• Should parents pay for college? If a student still lives at home and is considered to be dependent, then the parents’ income will be taken into consideration when financial aid is being granted by the various colleges. Wealthy parents might earn so much money that their student does not qualify for a substantial amount of financial aid, but it is only assumed that they will pay the costs, not required. Divorced or separated parents might also be surprised that some colleges will take the non-custodial parent’s income into consideration when computing financial aid. Most parents, however, feel that they do want to pay all or at least some of the college costs, depending on their own financial situation, to better prepare their child for the future job market. The amount they can afford may be affected by the size of their family, the need to support their parents, or saving for their own retirement. The amount of money the family will be able to contribute to the college costs should be clearly explained to the student so there are no surprises.

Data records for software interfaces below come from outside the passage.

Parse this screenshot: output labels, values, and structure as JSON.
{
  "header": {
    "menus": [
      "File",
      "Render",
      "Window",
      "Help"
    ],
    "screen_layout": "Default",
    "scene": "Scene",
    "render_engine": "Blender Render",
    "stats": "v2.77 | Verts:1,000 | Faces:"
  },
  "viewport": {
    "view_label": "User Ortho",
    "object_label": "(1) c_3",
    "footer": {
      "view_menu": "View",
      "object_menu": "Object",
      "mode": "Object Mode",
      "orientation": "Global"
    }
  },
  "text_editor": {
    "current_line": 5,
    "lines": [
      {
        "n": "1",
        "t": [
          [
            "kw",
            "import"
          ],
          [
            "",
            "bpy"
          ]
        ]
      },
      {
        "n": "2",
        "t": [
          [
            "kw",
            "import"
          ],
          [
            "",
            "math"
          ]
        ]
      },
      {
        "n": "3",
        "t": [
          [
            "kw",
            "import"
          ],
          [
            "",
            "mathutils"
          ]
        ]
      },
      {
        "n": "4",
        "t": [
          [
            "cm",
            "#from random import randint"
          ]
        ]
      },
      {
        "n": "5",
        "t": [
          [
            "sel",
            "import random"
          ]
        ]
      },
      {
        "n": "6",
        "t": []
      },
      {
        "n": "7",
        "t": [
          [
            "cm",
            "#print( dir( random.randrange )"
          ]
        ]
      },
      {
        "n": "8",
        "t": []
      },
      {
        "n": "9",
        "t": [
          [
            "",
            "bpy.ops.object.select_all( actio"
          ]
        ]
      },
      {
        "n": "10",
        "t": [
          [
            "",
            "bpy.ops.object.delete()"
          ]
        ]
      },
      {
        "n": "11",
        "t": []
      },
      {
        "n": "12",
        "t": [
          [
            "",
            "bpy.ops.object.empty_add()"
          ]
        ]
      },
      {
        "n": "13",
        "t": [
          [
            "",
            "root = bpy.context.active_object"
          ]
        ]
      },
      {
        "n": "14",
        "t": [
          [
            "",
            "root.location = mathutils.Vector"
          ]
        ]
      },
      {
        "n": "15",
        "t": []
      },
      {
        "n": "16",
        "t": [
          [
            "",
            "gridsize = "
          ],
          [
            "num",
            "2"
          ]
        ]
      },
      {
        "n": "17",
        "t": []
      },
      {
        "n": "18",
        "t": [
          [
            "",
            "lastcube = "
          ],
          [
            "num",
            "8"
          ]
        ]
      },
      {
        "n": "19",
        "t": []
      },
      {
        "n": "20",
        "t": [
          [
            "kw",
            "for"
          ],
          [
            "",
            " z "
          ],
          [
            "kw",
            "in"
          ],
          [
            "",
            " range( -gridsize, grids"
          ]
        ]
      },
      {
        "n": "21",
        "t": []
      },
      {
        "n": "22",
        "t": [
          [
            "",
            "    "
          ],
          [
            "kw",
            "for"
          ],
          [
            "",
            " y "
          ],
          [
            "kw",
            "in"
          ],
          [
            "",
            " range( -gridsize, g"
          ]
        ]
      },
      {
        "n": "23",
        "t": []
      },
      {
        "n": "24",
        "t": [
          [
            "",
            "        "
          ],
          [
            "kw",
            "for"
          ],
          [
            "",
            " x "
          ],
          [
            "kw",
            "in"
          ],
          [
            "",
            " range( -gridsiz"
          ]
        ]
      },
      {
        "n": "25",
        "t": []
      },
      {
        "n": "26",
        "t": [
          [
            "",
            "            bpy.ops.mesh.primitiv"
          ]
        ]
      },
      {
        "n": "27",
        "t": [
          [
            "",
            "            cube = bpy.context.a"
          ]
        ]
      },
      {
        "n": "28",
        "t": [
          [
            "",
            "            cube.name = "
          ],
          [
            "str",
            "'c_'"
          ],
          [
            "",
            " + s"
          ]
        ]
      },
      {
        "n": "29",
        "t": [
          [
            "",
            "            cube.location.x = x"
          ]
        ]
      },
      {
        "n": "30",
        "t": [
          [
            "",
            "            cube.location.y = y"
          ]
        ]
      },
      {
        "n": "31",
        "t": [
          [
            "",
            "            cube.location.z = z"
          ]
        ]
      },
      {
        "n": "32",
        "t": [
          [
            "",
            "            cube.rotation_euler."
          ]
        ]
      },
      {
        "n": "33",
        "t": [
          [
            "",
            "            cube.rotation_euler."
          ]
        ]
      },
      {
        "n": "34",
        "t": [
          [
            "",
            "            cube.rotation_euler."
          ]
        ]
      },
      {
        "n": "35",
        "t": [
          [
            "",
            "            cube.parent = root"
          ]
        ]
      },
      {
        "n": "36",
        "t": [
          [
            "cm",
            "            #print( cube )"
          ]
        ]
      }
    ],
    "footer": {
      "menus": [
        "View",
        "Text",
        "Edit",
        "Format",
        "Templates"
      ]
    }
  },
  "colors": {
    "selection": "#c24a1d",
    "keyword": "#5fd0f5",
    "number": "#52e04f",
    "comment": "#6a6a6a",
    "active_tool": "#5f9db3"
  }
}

• Should students pay for college? Some parents, on the other hand, firmly believe that their children should learn about managing money by paying for their own college education. The thought process is that anything worth getting is worth working for. Although there are some students who do manage to work their way through college, most end up funding their education through student loans, which could have a negative financial impact on their own future.
Most families settle on some combination of taking money from savings, direct financial support, and having the student work or borrow the money. In any case the responsibilities and expectations should be clearly delineated so the student knows what to expect before even applying to college.